Teachers spend their time educating young people, imparting both intellectual knowledge and practical life skills, in an attempt to help children grow into adults. They often do this for low pay and little thanks. They are the best of us, or at least they’re supposed to be.
But teachers are regular people, too. And regular people have biases that sometimes inhibit their abilities to do their jobs.

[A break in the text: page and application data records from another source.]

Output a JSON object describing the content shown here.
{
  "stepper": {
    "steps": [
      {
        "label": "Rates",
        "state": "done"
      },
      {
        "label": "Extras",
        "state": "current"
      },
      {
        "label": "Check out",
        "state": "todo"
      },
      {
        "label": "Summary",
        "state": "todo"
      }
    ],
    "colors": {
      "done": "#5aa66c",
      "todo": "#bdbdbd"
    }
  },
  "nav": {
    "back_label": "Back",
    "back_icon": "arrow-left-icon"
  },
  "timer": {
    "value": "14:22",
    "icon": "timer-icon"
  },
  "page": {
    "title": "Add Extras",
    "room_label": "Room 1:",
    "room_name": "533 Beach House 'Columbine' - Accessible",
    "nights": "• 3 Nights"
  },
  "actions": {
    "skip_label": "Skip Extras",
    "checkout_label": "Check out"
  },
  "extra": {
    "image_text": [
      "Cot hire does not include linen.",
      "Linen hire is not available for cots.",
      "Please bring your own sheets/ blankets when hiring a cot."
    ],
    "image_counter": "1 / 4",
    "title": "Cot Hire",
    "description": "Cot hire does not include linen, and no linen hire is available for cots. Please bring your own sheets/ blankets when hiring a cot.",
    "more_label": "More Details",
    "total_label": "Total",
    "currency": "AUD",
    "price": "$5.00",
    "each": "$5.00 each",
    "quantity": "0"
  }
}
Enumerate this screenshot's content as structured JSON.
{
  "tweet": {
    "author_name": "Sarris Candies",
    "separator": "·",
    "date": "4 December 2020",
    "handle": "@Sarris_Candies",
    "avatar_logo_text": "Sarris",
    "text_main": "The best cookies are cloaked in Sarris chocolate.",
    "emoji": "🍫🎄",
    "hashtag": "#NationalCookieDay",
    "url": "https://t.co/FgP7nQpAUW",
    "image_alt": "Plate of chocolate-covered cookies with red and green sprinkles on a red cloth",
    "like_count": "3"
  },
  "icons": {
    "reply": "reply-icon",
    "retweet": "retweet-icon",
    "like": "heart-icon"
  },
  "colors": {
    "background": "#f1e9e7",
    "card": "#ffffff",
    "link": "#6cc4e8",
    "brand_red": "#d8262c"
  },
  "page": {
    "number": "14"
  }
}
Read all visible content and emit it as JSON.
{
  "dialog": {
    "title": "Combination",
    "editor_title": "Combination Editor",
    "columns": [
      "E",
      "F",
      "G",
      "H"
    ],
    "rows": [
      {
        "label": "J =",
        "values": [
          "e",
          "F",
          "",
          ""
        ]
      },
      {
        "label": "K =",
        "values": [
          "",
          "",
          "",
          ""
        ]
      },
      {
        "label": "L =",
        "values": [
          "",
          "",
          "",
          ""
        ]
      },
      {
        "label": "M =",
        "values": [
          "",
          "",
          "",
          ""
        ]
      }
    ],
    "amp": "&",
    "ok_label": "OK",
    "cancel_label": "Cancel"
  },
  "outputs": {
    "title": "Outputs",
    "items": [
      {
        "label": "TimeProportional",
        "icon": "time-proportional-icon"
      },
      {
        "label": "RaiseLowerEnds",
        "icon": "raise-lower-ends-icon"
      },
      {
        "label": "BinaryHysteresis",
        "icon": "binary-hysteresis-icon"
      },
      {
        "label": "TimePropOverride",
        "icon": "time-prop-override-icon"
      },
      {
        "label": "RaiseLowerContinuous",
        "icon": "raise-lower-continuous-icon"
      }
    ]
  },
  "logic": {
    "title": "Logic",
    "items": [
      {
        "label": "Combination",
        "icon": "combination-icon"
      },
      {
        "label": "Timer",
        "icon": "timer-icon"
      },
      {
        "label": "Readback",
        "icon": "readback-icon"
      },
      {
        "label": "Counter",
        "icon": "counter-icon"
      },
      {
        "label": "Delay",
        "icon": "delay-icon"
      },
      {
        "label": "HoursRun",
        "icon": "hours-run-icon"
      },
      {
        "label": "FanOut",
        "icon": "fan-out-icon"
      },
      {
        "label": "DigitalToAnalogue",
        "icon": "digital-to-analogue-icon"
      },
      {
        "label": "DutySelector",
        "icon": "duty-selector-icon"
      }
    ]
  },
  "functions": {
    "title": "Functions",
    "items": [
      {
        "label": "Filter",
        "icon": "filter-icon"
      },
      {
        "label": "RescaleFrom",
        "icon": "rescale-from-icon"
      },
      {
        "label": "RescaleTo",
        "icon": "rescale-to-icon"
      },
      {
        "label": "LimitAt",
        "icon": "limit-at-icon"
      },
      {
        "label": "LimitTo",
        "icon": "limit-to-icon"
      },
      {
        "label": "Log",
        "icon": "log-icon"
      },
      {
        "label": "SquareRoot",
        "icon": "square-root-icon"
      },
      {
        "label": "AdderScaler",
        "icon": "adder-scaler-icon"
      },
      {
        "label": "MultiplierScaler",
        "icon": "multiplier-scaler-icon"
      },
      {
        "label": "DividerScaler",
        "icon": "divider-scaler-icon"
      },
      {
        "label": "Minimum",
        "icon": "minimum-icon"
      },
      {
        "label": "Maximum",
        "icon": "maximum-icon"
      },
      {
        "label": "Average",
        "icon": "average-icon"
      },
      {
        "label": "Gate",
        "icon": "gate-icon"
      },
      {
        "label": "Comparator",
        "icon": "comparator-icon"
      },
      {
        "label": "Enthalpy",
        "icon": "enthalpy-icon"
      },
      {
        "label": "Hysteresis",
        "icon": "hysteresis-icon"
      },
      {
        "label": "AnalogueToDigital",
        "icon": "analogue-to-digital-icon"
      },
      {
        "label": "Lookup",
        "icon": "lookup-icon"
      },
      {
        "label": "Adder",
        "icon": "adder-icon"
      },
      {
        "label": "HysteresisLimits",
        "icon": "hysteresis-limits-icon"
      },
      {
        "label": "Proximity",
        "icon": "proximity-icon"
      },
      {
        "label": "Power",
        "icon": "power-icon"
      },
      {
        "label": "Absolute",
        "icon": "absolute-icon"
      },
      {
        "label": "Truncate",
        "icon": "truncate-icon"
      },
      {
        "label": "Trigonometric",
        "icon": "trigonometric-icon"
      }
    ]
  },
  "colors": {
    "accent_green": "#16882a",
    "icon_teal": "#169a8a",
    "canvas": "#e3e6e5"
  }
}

A new study authored by research scientist Emile Bruneau found that teachers in Hungary are more likely to recommend Roma students for the lowest-track secondary school, as compared with non-Roma students. The study also found that this is due to blatant dehumanization—thinking another group is less evolved and/or civilized than your own—rather than affective prejudice, which is disliking people belonging to a particular group. In fact, the study shows that teachers with the lowest levels of prejudice were most likely to discriminate against Roma students when placing them in secondary school tracks.
“Teachers are a very interesting group to study because they tend to be very caring, prosocial people, and are the guardians of social mobility,” says Bruneau, director of the Peace and Conflict Neuroscience Lab. “So we thought that this might be a case where more subtle or implicit biases would be driving the behaviors, rather than blatant dehumanization. But we found the opposite.”
Read more at the Annenberg School for Communication.